The universe is expanding at a rate comparable to a rollercoaster, according to scientists who have mapped the galaxies for the first time as they were 11 billion years ago.
Astronomers at the University of Portsmouth have been involved in a project examining how the universe has evolved since the big bang occurred 13.75 billion years ago.
The study, undertaken by the Sloan Digital Sky Survey (SDSS-III) and published in the journal Astronomy & Astrophysics, has now mapped the universe as it was in its youth, three billion years after it was formed.
Dr Mat Pieri, Marie Curie research fellow at the University of Portsmouth and co-author of the study, said: "We already know about the universe in its infancy using the afterglow of the big bang.
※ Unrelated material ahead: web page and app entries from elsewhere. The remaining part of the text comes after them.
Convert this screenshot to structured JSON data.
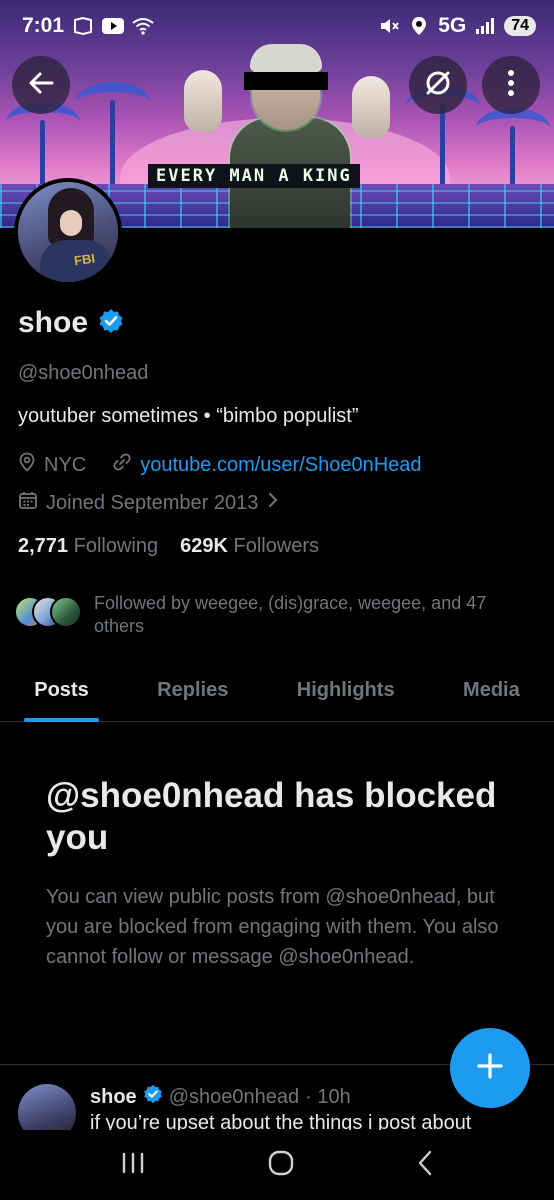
{
  "status_bar": {
    "time": "7:01",
    "network": "5G",
    "battery": "74"
  },
  "banner": {
    "text": "EVERY MAN A KING"
  },
  "profile": {
    "name": "shoe",
    "handle": "@shoe0nhead",
    "bio": "youtuber sometimes • “bimbo populist”",
    "location": "NYC",
    "website": "youtube.com/user/Shoe0nHead",
    "joined": "Joined September 2013",
    "following_count": "2,771",
    "following_label": "Following",
    "followers_count": "629K",
    "followers_label": "Followers",
    "followed_by": "Followed by weegee, (dis)grace, weegee, and 47 others"
  },
  "tabs": [
    {
      "label": "Posts",
      "active": true
    },
    {
      "label": "Replies",
      "active": false
    },
    {
      "label": "Highlights",
      "active": false
    },
    {
      "label": "Media",
      "active": false
    }
  ],
  "blocked": {
    "title": "@shoe0nhead has blocked you",
    "body": "You can view public posts from @shoe0nhead, but you are blocked from engaging with them. You also cannot follow or message @shoe0nhead."
  },
  "post": {
    "name": "shoe",
    "handle": "@shoe0nhead",
    "time": "· 10h",
    "text": "if you’re upset about the things i post about"
  },
  "colors": {
    "accent": "#1d9bf0",
    "background": "#000000",
    "muted": "#71767b"
  },
  "icons": [
    "back-arrow-icon",
    "grok-icon",
    "more-vertical-icon",
    "verified-icon",
    "location-icon",
    "link-icon",
    "calendar-icon",
    "chevron-right-icon",
    "plus-icon"
  ]
}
"We have seen the universe reach maturity by looking at the distribution of distant galaxies in the second half of its history.
"Only now are we finally seeing its adolescence by exploring the distribution of gas on the largest scales in the first half of its history, just before it underwent a growth spurt."
Dr Pieri explained that the universe's growth when it was young was slowed by the effects of gravity but in the past five billion years it has begun to rapidly expand because of a mysterious force which scientists have called dark energy.
Dr Pieri likened this slow rise then rapid expansion to a rollercoaster.
He said: "If we think of the universe as a rollercoaster, then today we are rushing downhill, gaining speed as we go.
"Our new measurement tells us about the time when the universe was climbing the hill, still being slowed by gravity.
"It looks like the rollercoaster crested the hill just about seven billion years ago, and we're still going."